• Task to complete
Go line by line through the data below and count those with the string "anna". Give the number only.

(Data about app and page elements)
.....

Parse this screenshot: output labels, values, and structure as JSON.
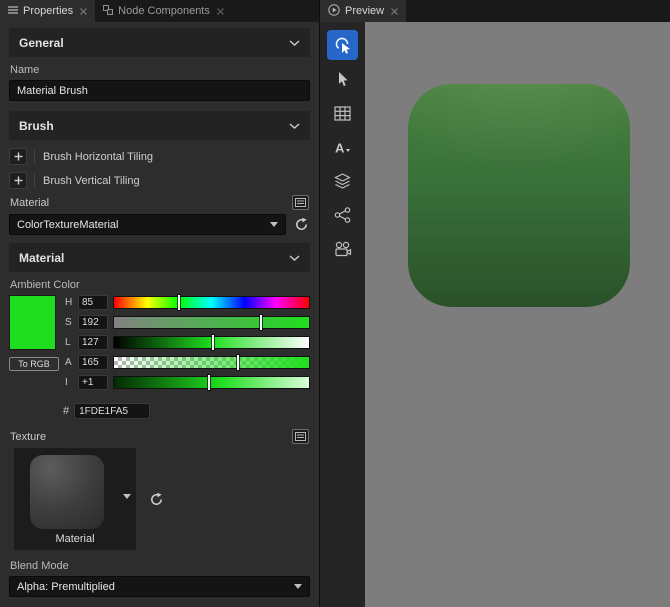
{
  "left_tabs": [
    {
      "label": "Properties"
    },
    {
      "label": "Node Components"
    }
  ],
  "preview_tab": {
    "label": "Preview"
  },
  "general": {
    "title": "General",
    "name_label": "Name",
    "name_value": "Material Brush"
  },
  "brush": {
    "title": "Brush",
    "tiling_rows": [
      {
        "label": "Brush Horizontal Tiling"
      },
      {
        "label": "Brush Vertical Tiling"
      }
    ],
    "material_label": "Material",
    "material_value": "ColorTextureMaterial"
  },
  "material": {
    "title": "Material",
    "ambient_label": "Ambient Color",
    "channels": [
      {
        "key": "H",
        "value": "85"
      },
      {
        "key": "S",
        "value": "192"
      },
      {
        "key": "L",
        "value": "127"
      },
      {
        "key": "A",
        "value": "165"
      },
      {
        "key": "I",
        "value": "+1"
      }
    ],
    "to_rgb_label": "To RGB",
    "hex_prefix": "#",
    "hex_value": "1FDE1FA5",
    "swatch_color": "#1FDE1F",
    "texture_label": "Texture",
    "texture_name": "Material",
    "blend_label": "Blend Mode",
    "blend_value": "Alpha: Premultiplied"
  },
  "colors": {
    "accent_blue": "#2667c9",
    "preview_background": "#7d7d7d",
    "preview_square_top": "#47813c",
    "preview_square_bottom": "#2a5129"
  }
}
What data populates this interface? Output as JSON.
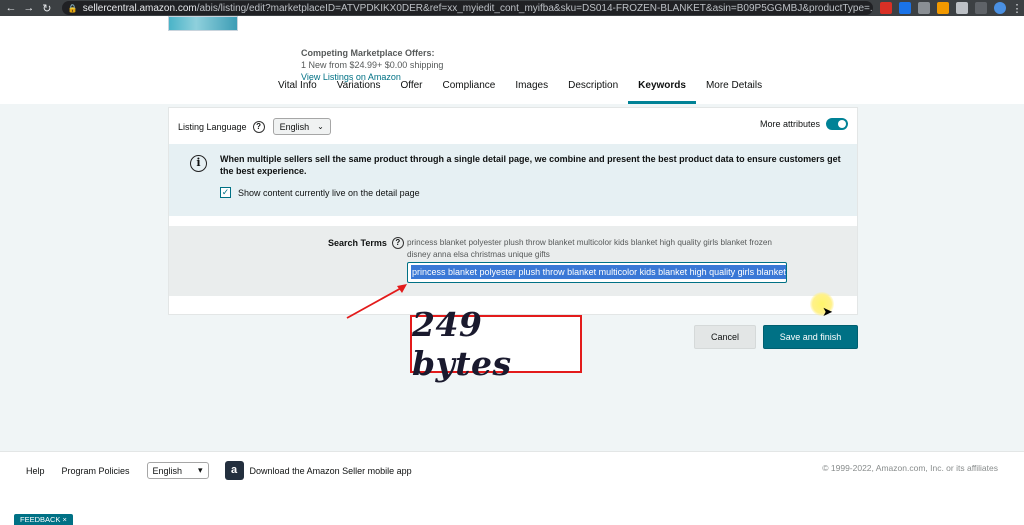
{
  "browser": {
    "url_domain": "sellercentral.amazon.com",
    "url_path": "/abis/listing/edit?marketplaceID=ATVPDKIKX0DER&ref=xx_myiedit_cont_myifba&sku=DS014-FROZEN-BLANKET&asin=B09P5GGMBJ&productType=..."
  },
  "offers": {
    "title": "Competing Marketplace Offers:",
    "line": "1 New  from $24.99+ $0.00 shipping",
    "link": "View Listings on Amazon"
  },
  "tabs": [
    {
      "label": "Vital Info"
    },
    {
      "label": "Variations"
    },
    {
      "label": "Offer"
    },
    {
      "label": "Compliance"
    },
    {
      "label": "Images"
    },
    {
      "label": "Description"
    },
    {
      "label": "Keywords"
    },
    {
      "label": "More Details"
    }
  ],
  "active_tab": "Keywords",
  "listing_language": {
    "label": "Listing Language",
    "value": "English"
  },
  "more_attributes": {
    "label": "More attributes",
    "enabled": true
  },
  "info": {
    "message": "When multiple sellers sell the same product through a single detail page, we combine and present the best product data to ensure customers get the best experience.",
    "checkbox_label": "Show content currently live on the detail page",
    "checked": true
  },
  "search_terms": {
    "label": "Search Terms",
    "current": "princess blanket polyester plush throw blanket multicolor kids blanket high quality girls blanket frozen disney anna elsa christmas unique gifts",
    "input_value": "princess blanket polyester plush throw blanket multicolor kids blanket high quality girls blanket frozen disney anna elsa christmas unique gifts"
  },
  "buttons": {
    "cancel": "Cancel",
    "save": "Save and finish"
  },
  "annotation": {
    "text": "249 bytes"
  },
  "footer": {
    "help": "Help",
    "program_policies": "Program Policies",
    "language": "English",
    "app_text": "Download the Amazon Seller mobile app",
    "app_icon_letter": "a",
    "copyright": "© 1999-2022, Amazon.com, Inc. or its affiliates",
    "feedback": "FEEDBACK ×"
  },
  "colors": {
    "accent": "#008296",
    "annotation_red": "#e31b1b",
    "selection": "#3a78d6"
  }
}
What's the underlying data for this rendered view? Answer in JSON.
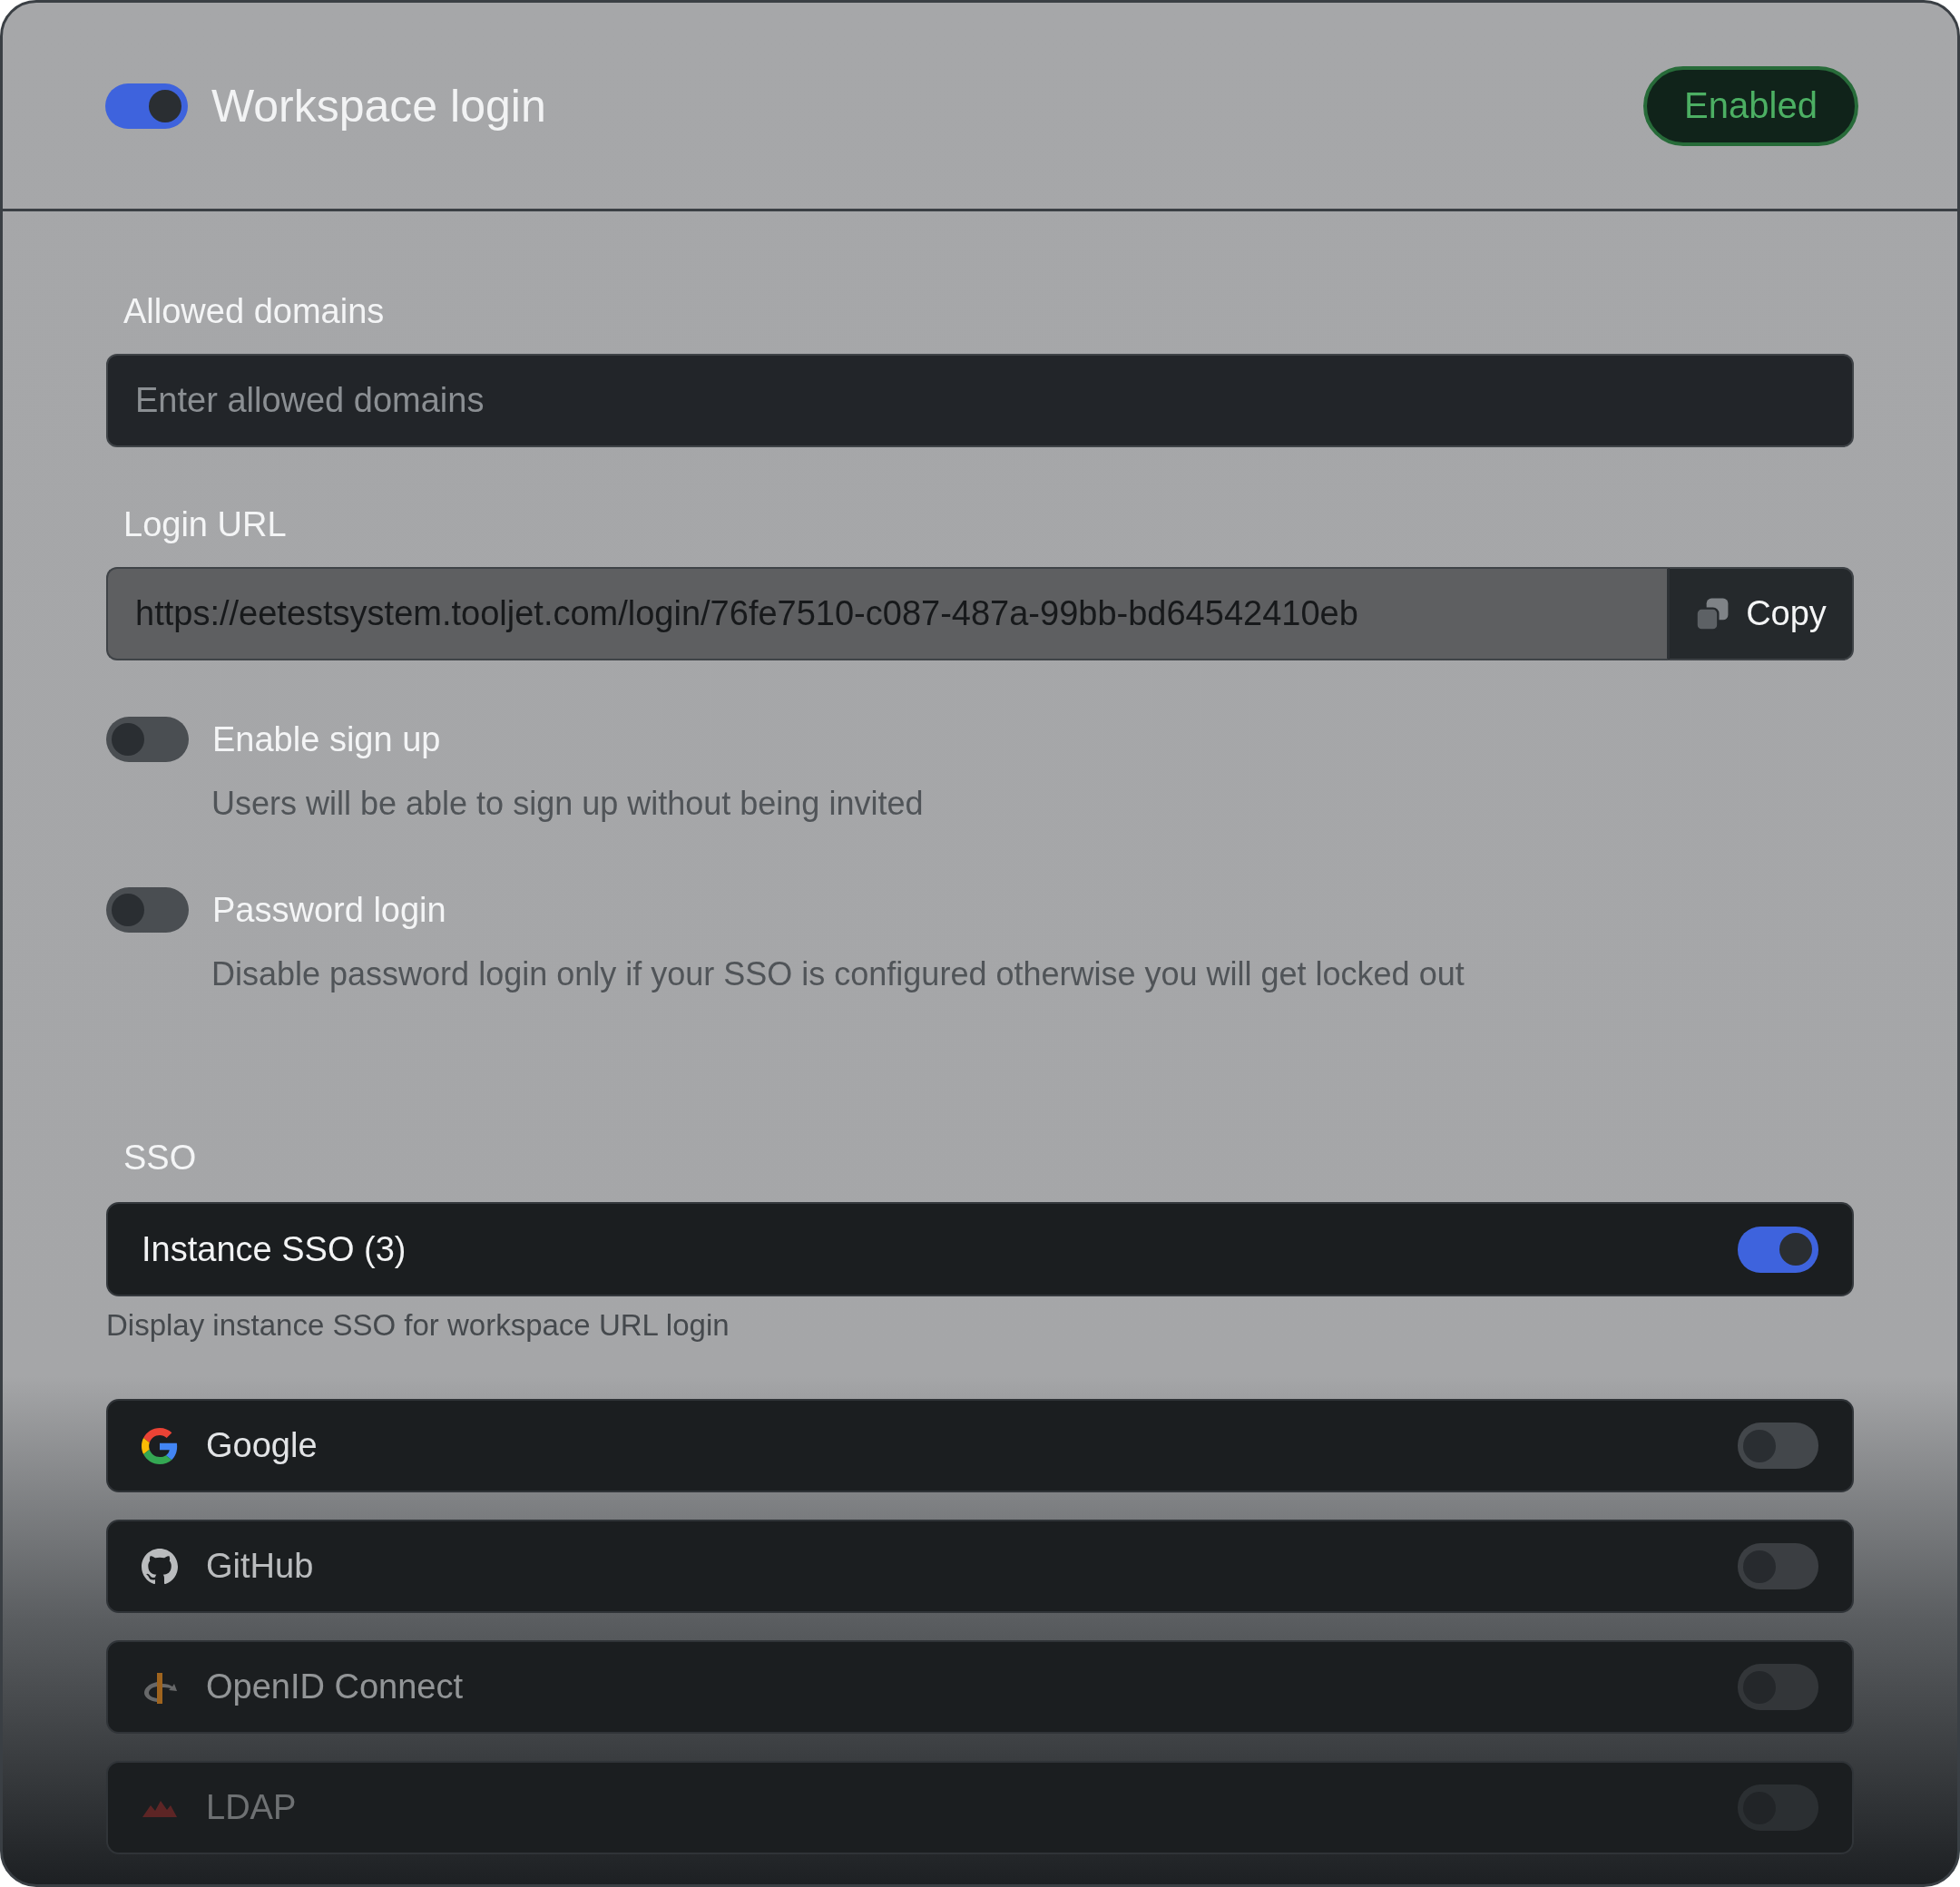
{
  "header": {
    "toggle": {
      "on": true
    },
    "title": "Workspace login",
    "status_badge": "Enabled"
  },
  "allowed_domains": {
    "label": "Allowed domains",
    "placeholder": "Enter allowed domains"
  },
  "login_url": {
    "label": "Login URL",
    "value": "https://eetestsystem.tooljet.com/login/76fe7510-c087-487a-99bb-bd64542410eb",
    "disabled": true,
    "copy_button": "Copy"
  },
  "options": [
    {
      "label": "Enable sign up",
      "on": false,
      "hint": "Users will be able to sign up without being invited"
    },
    {
      "label": "Password login",
      "on": false,
      "hint": "Disable password login only if your SSO is configured otherwise you will get locked out"
    }
  ],
  "sso": {
    "heading": "SSO",
    "instance": {
      "label": "Instance SSO (3)",
      "on": true
    },
    "hint": "Display instance SSO for workspace URL login",
    "providers": [
      {
        "kind": "google",
        "label": "Google",
        "on": false
      },
      {
        "kind": "github",
        "label": "GitHub",
        "on": false
      },
      {
        "kind": "openid",
        "label": "OpenID Connect",
        "on": false
      },
      {
        "kind": "ldap",
        "label": "LDAP",
        "on": false
      }
    ]
  }
}
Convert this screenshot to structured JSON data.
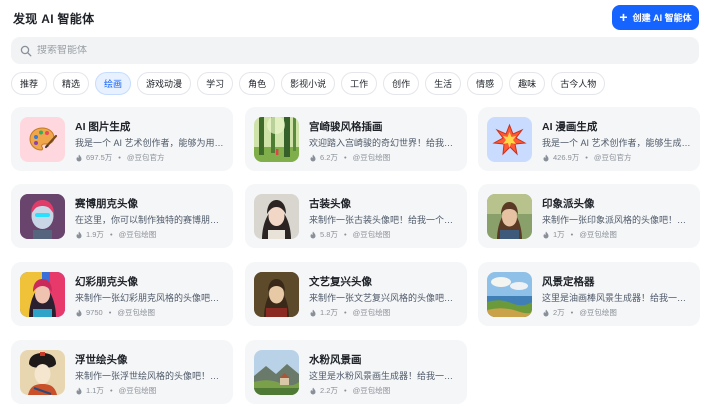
{
  "header": {
    "title": "发现 AI 智能体",
    "create_label": "创建 AI 智能体",
    "accent": "#1664ff"
  },
  "search": {
    "placeholder": "搜索智能体"
  },
  "tabs": [
    {
      "label": "推荐"
    },
    {
      "label": "精选"
    },
    {
      "label": "绘画",
      "active": true
    },
    {
      "label": "游戏动漫"
    },
    {
      "label": "学习"
    },
    {
      "label": "角色"
    },
    {
      "label": "影视小说"
    },
    {
      "label": "工作"
    },
    {
      "label": "创作"
    },
    {
      "label": "生活"
    },
    {
      "label": "情感"
    },
    {
      "label": "趣味"
    },
    {
      "label": "古今人物"
    }
  ],
  "cards": [
    {
      "title": "AI 图片生成",
      "desc": "我是一个 AI 艺术创作者，能够为用户生成图片",
      "count": "697.5万",
      "author": "@豆包官方",
      "icon": "palette-icon"
    },
    {
      "title": "宫崎骏风格插画",
      "desc": "欢迎踏入宫崎骏的奇幻世界！给我一个主题吧",
      "count": "6.2万",
      "author": "@豆包绘图",
      "icon": "forest-icon"
    },
    {
      "title": "AI 漫画生成",
      "desc": "我是一个 AI 艺术创作者，能够生成漫画",
      "count": "426.9万",
      "author": "@豆包官方",
      "icon": "comic-burst-icon"
    },
    {
      "title": "赛博朋克头像",
      "desc": "在这里，你可以制作独特的赛博朋克风格头像",
      "count": "1.9万",
      "author": "@豆包绘图",
      "icon": "cyberpunk-avatar-icon"
    },
    {
      "title": "古装头像",
      "desc": "来制作一张古装头像吧！给我一个关键词",
      "count": "5.8万",
      "author": "@豆包绘图",
      "icon": "ancient-avatar-icon"
    },
    {
      "title": "印象派头像",
      "desc": "来制作一张印象派风格的头像吧！给我一个关键词",
      "count": "1万",
      "author": "@豆包绘图",
      "icon": "impressionist-avatar-icon"
    },
    {
      "title": "幻彩朋克头像",
      "desc": "来制作一张幻彩朋克风格的头像吧！给我一个关键词",
      "count": "9750",
      "author": "@豆包绘图",
      "icon": "neon-punk-avatar-icon"
    },
    {
      "title": "文艺复兴头像",
      "desc": "来制作一张文艺复兴风格的头像吧！给我一个关键词",
      "count": "1.2万",
      "author": "@豆包绘图",
      "icon": "renaissance-avatar-icon"
    },
    {
      "title": "风景定格器",
      "desc": "这里是油画棒风景生成器！给我一个主题吧",
      "count": "2万",
      "author": "@豆包绘图",
      "icon": "landscape-icon"
    },
    {
      "title": "浮世绘头像",
      "desc": "来制作一张浮世绘风格的头像吧！给我一个关键词",
      "count": "1.1万",
      "author": "@豆包绘图",
      "icon": "ukiyoe-avatar-icon"
    },
    {
      "title": "水粉风景画",
      "desc": "这里是水粉风景画生成器！给我一个主题吧",
      "count": "2.2万",
      "author": "@豆包绘图",
      "icon": "gouache-landscape-icon"
    }
  ]
}
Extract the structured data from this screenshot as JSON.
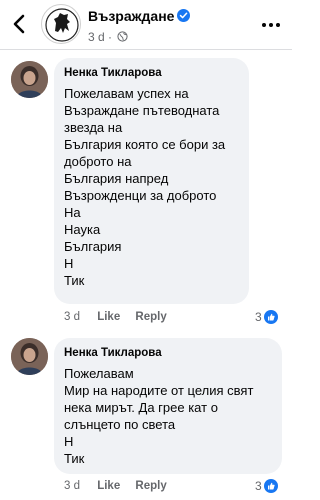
{
  "header": {
    "page_name": "Възраждане",
    "time": "3 d",
    "separator": "·",
    "icons": [
      "back-icon",
      "page-logo",
      "verified-icon",
      "globe-icon",
      "more-options-icon"
    ]
  },
  "comments": [
    {
      "author": "Ненка Тикларова",
      "lines": [
        "Пожелавам успех на",
        "Възраждане пътеводната",
        "звезда на",
        "България която се бори за",
        "доброто на",
        "България напред",
        "Възрожденци за доброто",
        "На",
        "Наука",
        "България",
        "Н",
        "Тик"
      ],
      "time": "3 d",
      "like_label": "Like",
      "reply_label": "Reply",
      "reaction_count": "3"
    },
    {
      "author": "Ненка Тикларова",
      "lines": [
        "Пожелавам",
        "Мир на народите от целия свят",
        "нека мирът. Да грее кат о",
        "слънцето по света",
        "Н",
        "Тик"
      ],
      "time": "3 d",
      "like_label": "Like",
      "reply_label": "Reply",
      "reaction_count": "3"
    }
  ],
  "colors": {
    "bubble": "#f0f2f5",
    "secondary_text": "#65676b",
    "accent": "#1877f2"
  }
}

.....

• Answer to this exercise
2